(DIRECTIONS FOR THIS TASK): What you write must match the records exactly, except for the images, which are left out.

**** INFORMATION SUPPLIED

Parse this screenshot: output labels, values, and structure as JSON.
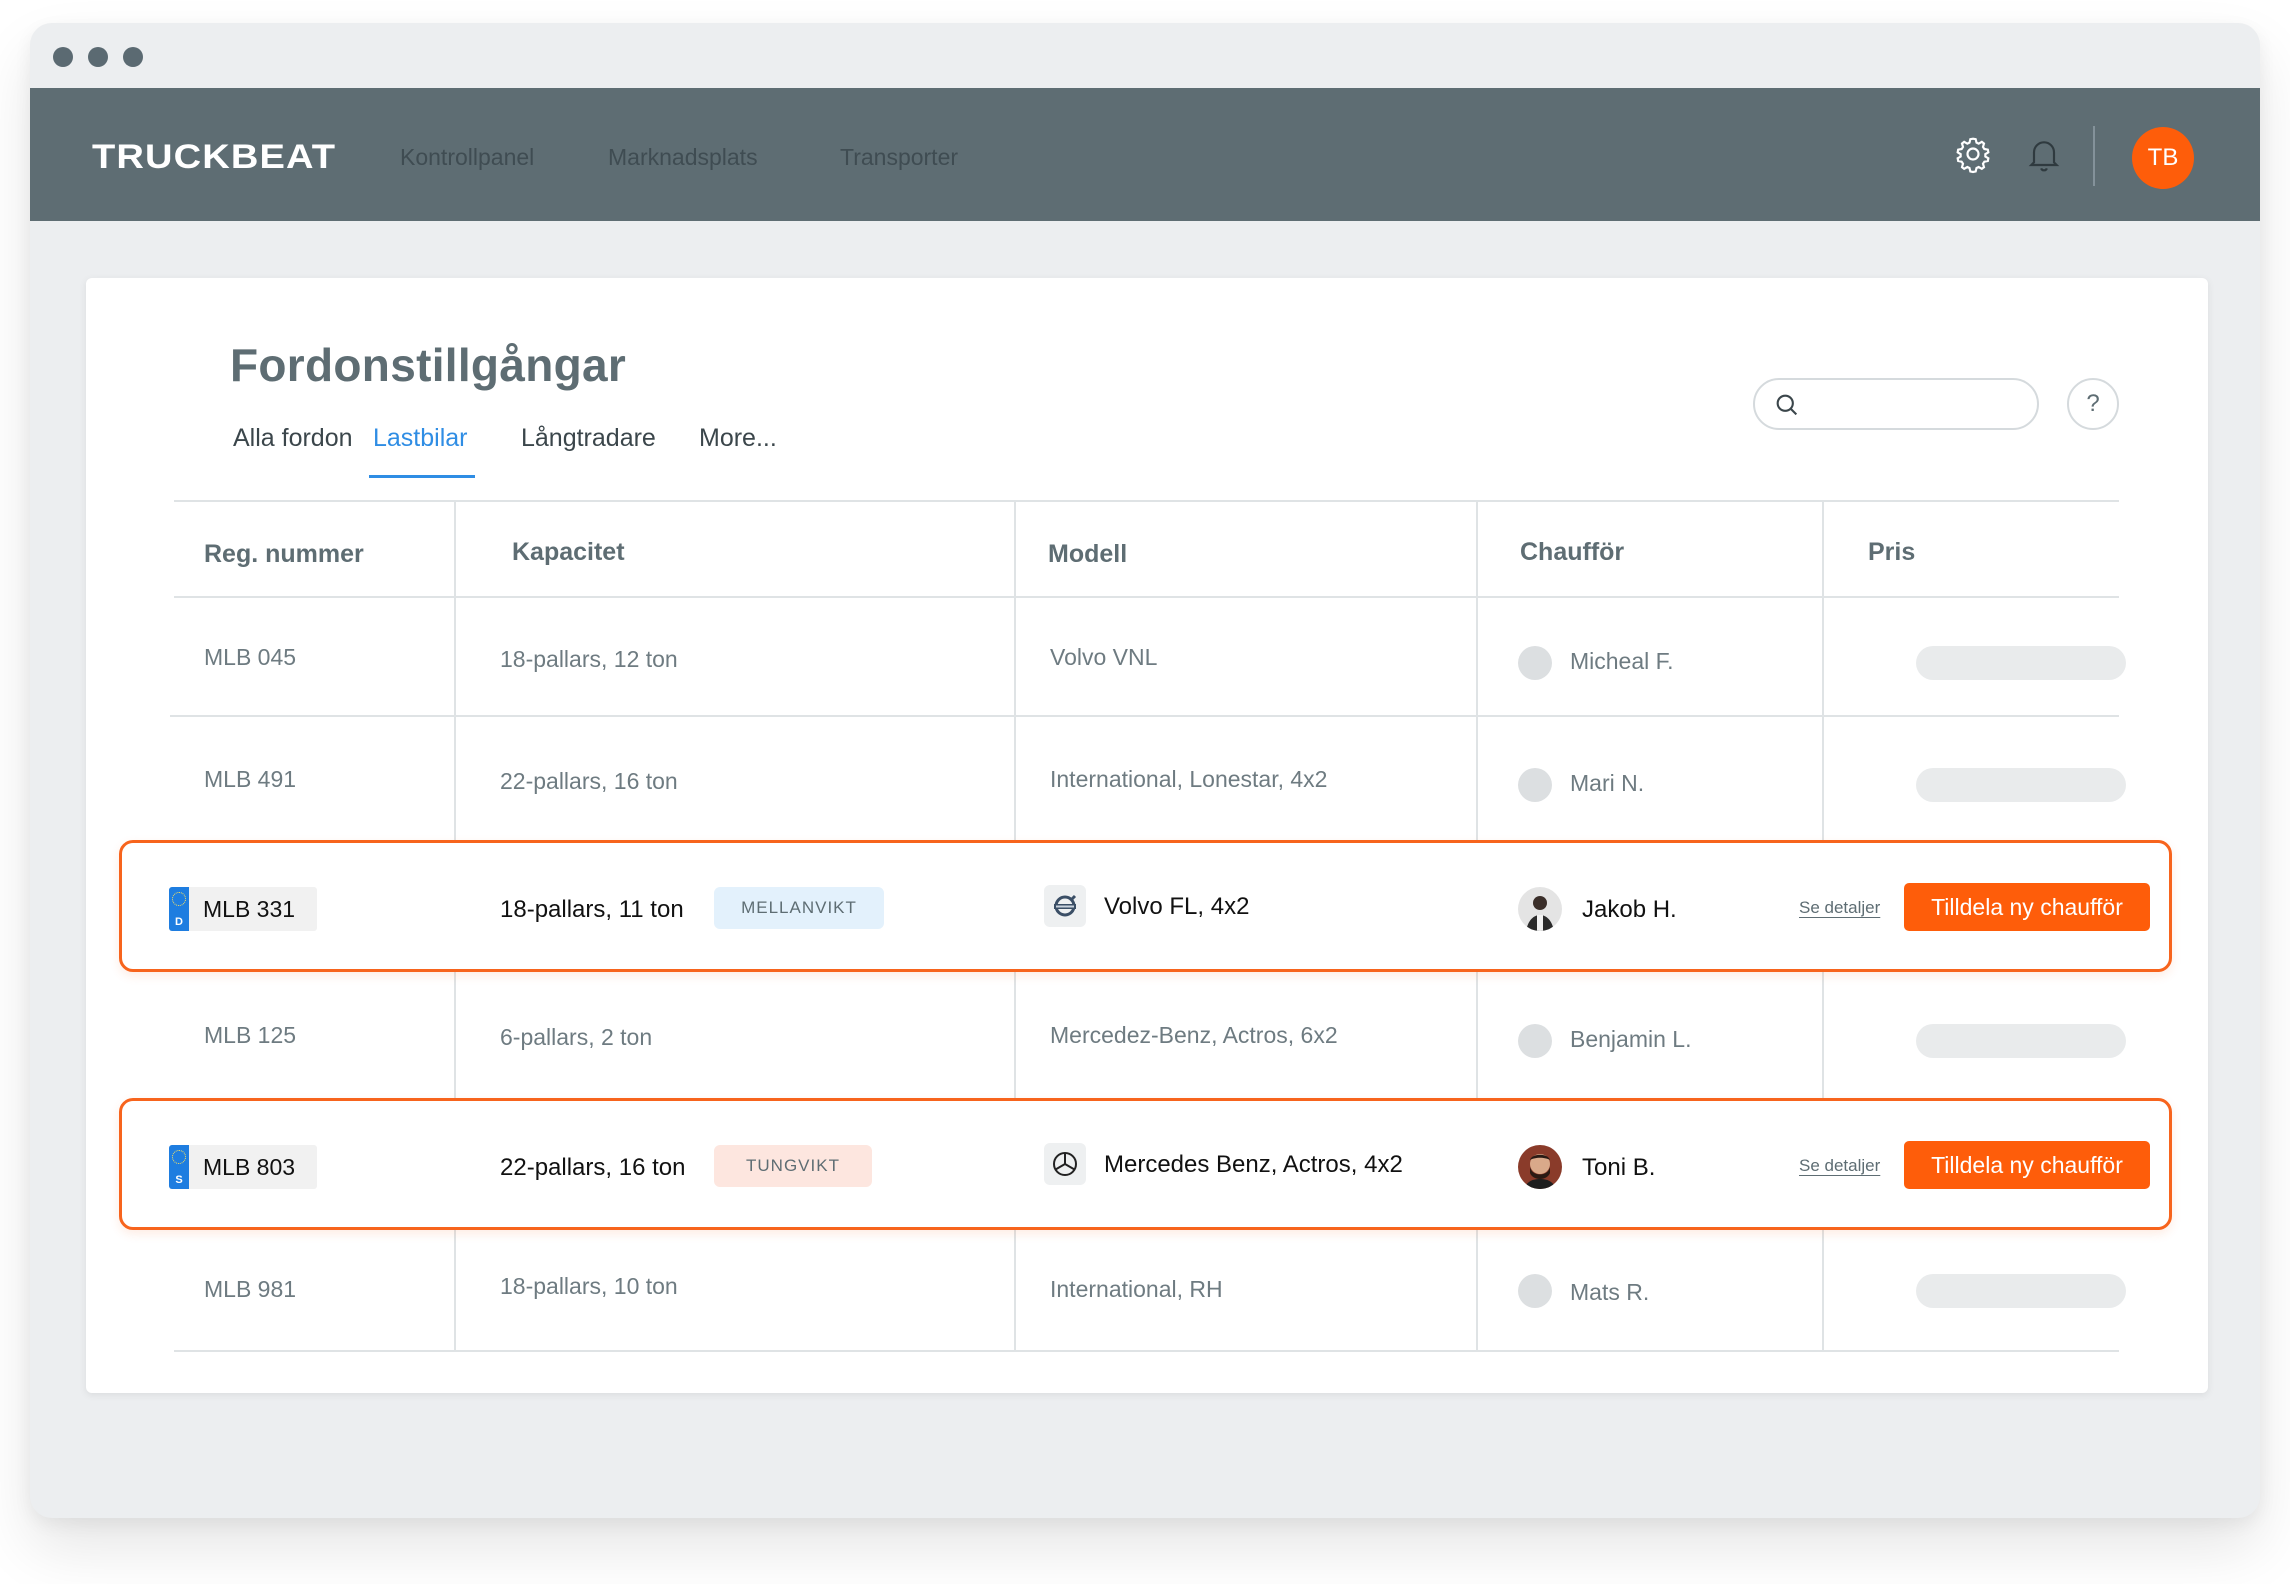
{
  "app": {
    "brand": "TRUCKBEAT",
    "user_initials": "TB"
  },
  "nav": {
    "links": [
      "Kontrollpanel",
      "Marknadsplats",
      "Transporter"
    ]
  },
  "colors": {
    "accent": "#fe5d0a",
    "nav_bg": "#5e6d73",
    "tab_active": "#2f8de4"
  },
  "page": {
    "title": "Fordonstillgångar",
    "tabs": [
      "Alla fordon",
      "Lastbilar",
      "Långtradare",
      "More..."
    ],
    "active_tab": "Lastbilar",
    "search": {
      "placeholder": ""
    },
    "help_label": "?"
  },
  "table": {
    "headers": [
      "Reg. nummer",
      "Kapacitet",
      "Modell",
      "Chaufför",
      "Pris"
    ],
    "rows": [
      {
        "reg": "MLB 045",
        "capacity": "18-pallars, 12 ton",
        "model": "Volvo VNL",
        "driver": "Micheal F.",
        "highlighted": false
      },
      {
        "reg": "MLB 491",
        "capacity": "22-pallars, 16 ton",
        "model": "International, Lonestar, 4x2",
        "driver": "Mari N.",
        "highlighted": false
      },
      {
        "reg": "MLB 331",
        "plate_country": "D",
        "capacity": "18-pallars, 11 ton",
        "badge": "MELLANVIKT",
        "model": "Volvo FL, 4x2",
        "brand_icon": "volvo-logo-icon",
        "driver": "Jakob H.",
        "details_label": "Se detaljer",
        "action_label": "Tilldela ny chaufför",
        "highlighted": true
      },
      {
        "reg": "MLB 125",
        "capacity": "6-pallars, 2 ton",
        "model": "Mercedez-Benz, Actros, 6x2",
        "driver": "Benjamin L.",
        "highlighted": false
      },
      {
        "reg": "MLB 803",
        "plate_country": "S",
        "capacity": "22-pallars, 16 ton",
        "badge": "TUNGVIKT",
        "model": "Mercedes Benz, Actros, 4x2",
        "brand_icon": "mercedes-logo-icon",
        "driver": "Toni B.",
        "details_label": "Se detaljer",
        "action_label": "Tilldela ny chaufför",
        "highlighted": true
      },
      {
        "reg": "MLB 981",
        "capacity": "18-pallars, 10 ton",
        "model": "International, RH",
        "driver": "Mats R.",
        "highlighted": false
      }
    ]
  }
}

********

(RESPONSE TO THE EXERCISE):
Parse this screenshot: output labels, values, and structure as JSON.
{
  "app": {
    "brand": "TRUCKBEAT",
    "user_initials": "TB"
  },
  "nav": {
    "links": [
      "Kontrollpanel",
      "Marknadsplats",
      "Transporter"
    ]
  },
  "colors": {
    "accent": "#fe5d0a",
    "nav_bg": "#5e6d73",
    "tab_active": "#2f8de4"
  },
  "page": {
    "title": "Fordonstillgångar",
    "tabs": [
      "Alla fordon",
      "Lastbilar",
      "Långtradare",
      "More..."
    ],
    "active_tab": "Lastbilar",
    "search": {
      "placeholder": ""
    },
    "help_label": "?"
  },
  "table": {
    "headers": [
      "Reg. nummer",
      "Kapacitet",
      "Modell",
      "Chaufför",
      "Pris"
    ],
    "rows": [
      {
        "reg": "MLB 045",
        "capacity": "18-pallars, 12 ton",
        "model": "Volvo VNL",
        "driver": "Micheal F.",
        "highlighted": false
      },
      {
        "reg": "MLB 491",
        "capacity": "22-pallars, 16 ton",
        "model": "International, Lonestar, 4x2",
        "driver": "Mari N.",
        "highlighted": false
      },
      {
        "reg": "MLB 331",
        "plate_country": "D",
        "capacity": "18-pallars, 11 ton",
        "badge": "MELLANVIKT",
        "model": "Volvo FL, 4x2",
        "brand_icon": "volvo-logo-icon",
        "driver": "Jakob H.",
        "details_label": "Se detaljer",
        "action_label": "Tilldela ny chaufför",
        "highlighted": true
      },
      {
        "reg": "MLB 125",
        "capacity": "6-pallars, 2 ton",
        "model": "Mercedez-Benz, Actros, 6x2",
        "driver": "Benjamin L.",
        "highlighted": false
      },
      {
        "reg": "MLB 803",
        "plate_country": "S",
        "capacity": "22-pallars, 16 ton",
        "badge": "TUNGVIKT",
        "model": "Mercedes Benz, Actros, 4x2",
        "brand_icon": "mercedes-logo-icon",
        "driver": "Toni B.",
        "details_label": "Se detaljer",
        "action_label": "Tilldela ny chaufför",
        "highlighted": true
      },
      {
        "reg": "MLB 981",
        "capacity": "18-pallars, 10 ton",
        "model": "International, RH",
        "driver": "Mats R.",
        "highlighted": false
      }
    ]
  }
}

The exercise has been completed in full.